▶ [WORK ORDER]
Write out every line below that includes the word "this".

[Dataset rows for apps and sites]
= = = = =

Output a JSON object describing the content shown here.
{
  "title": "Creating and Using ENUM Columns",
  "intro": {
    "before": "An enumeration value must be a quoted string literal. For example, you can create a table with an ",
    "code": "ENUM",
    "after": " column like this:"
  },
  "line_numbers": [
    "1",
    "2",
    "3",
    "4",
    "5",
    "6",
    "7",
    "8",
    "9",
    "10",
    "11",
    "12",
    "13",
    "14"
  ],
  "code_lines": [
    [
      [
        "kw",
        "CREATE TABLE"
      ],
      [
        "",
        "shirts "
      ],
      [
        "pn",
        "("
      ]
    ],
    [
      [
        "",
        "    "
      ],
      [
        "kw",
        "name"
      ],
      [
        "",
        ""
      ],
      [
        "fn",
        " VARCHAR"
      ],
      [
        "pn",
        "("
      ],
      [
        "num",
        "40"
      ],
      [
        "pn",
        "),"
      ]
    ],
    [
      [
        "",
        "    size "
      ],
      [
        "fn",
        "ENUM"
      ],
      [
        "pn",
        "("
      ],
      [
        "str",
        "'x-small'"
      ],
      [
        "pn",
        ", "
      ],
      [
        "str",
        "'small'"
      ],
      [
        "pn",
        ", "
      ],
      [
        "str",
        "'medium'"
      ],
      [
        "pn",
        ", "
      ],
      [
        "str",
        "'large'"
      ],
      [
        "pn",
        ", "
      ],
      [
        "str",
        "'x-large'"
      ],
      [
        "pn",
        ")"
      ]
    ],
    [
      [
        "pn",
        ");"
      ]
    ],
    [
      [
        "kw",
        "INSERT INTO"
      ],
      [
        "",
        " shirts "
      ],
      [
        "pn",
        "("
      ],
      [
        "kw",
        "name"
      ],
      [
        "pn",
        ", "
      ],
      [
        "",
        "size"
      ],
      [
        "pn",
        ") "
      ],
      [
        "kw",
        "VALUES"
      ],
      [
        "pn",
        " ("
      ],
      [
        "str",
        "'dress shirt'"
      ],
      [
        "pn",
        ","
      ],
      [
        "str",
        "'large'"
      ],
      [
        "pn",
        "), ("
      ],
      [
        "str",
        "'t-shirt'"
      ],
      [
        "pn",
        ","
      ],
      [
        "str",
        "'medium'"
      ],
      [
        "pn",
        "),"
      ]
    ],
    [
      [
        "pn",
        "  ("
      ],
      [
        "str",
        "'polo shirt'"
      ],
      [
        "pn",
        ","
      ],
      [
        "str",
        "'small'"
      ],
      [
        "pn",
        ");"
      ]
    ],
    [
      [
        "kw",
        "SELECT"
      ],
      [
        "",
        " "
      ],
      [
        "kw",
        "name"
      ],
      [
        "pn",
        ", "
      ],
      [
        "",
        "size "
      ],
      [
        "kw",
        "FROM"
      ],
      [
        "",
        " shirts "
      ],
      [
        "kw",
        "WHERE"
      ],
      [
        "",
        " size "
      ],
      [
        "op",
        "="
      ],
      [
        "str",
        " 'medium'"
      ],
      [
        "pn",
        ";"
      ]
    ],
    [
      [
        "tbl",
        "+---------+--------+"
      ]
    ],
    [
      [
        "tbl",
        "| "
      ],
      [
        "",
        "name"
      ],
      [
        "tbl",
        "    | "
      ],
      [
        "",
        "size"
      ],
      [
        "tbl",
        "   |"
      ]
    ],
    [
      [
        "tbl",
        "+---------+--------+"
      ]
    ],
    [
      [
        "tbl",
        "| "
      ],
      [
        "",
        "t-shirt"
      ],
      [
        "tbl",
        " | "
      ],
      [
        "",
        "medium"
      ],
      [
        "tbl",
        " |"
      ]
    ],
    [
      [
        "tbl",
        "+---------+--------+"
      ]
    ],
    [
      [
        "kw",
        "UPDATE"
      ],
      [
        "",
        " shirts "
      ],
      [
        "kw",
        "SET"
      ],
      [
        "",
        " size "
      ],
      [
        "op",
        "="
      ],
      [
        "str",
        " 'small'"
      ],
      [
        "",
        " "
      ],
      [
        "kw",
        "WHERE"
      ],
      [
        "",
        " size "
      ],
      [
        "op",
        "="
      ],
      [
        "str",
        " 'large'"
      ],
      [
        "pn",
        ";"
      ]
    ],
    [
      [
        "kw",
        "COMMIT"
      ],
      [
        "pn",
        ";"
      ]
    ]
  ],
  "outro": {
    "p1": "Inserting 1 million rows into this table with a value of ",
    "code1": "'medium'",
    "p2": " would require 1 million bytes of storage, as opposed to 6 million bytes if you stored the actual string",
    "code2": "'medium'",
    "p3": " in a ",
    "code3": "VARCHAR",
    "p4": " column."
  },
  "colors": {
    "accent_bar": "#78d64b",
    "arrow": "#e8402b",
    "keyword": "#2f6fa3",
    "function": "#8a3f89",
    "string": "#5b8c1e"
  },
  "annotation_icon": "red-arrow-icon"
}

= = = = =

▶ [COMPLETED EXERCISE]
    "after": " column like this:"
    "p1": "Inserting 1 million rows into this table with a value of ",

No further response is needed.